Egyptian women ‘most likely to hit husbands’

family law

Egyptian women are the most likely of any nation in the world to be violent towards their husbands according to UN findings.

Crime statistics from the North African nation show not only slapping and hitting but also the frequent use of household implements during violent outbursts, including belts, pins, shoes and pots and pans.

Family court data shows that two thirds of women (66 per cent) known to have been beaten their husbands later go on to divorce them. Meanwhile, more than as 6,000 Egyptian husbands have now sued their sued their wives for assault – often the only remedy open to them in cases of domestic violence.

Photo of Cairo, capital of Egypt, by Francisco Anzola via Flickr under a Creative Commons licence.

Stowe Family Law Web Team

View more from this author

3 comments

John - February 15, 2017 at 7:08pm

Why the sexism? Why not call this what it is, Domestic violence!

JamesB - February 16, 2017 at 12:52am

If were in this country, not only would the abused person face the abuse, then the divorce, but also the label of behaving unreasonably proven as fact.
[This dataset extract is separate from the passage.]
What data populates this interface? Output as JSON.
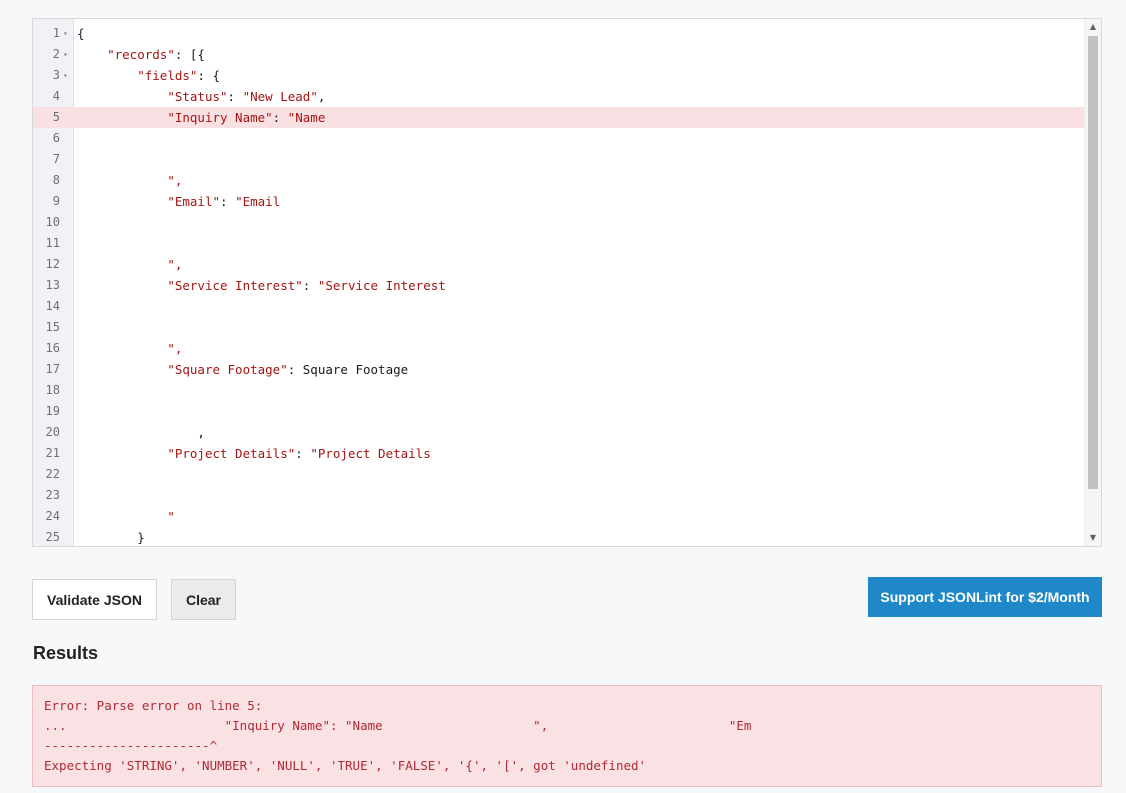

Speaking from experience and happening to me. The process is ridiculous, the abuser has to further abuse the victim by calling him or her made up names to divorce him or her. Then they get rewarded as conduct is not a factor and clean up by grabbing the children pulling up the drawbridge and calling the other person controlling and saying they are in fear of them. That’s the farce of family law in this country.

First people try sorting things out between them, then they try coercion then they try physical coercion then they divorce. That the courts reward the abuser and hurt the children in this way is bad and needs to change.

Stitchedup - February 16, 2017 at 6:11am

I suspect Egyptian authorities are not subjected to feminist politically correct pressure to ignore DV committed by women as we are in the UK. It all sounds a little too familiar, slapping, hitting and frequent use of household implements, the only thing missing is the proverbial rolling pin. I wonder if Egyptian men are allowed to restrain the women and use reasonable force such as holding the woman’s arms to defend themselves in these situations?? If a man in the UK were to do this and leave marks on the woman’s arms as a result, he would be looking at a custodial sentence and promptly sent to one of our overcrowded, out of control UK prisons to languish with all the other dangerously violent criminals and druggies.

Leave a comment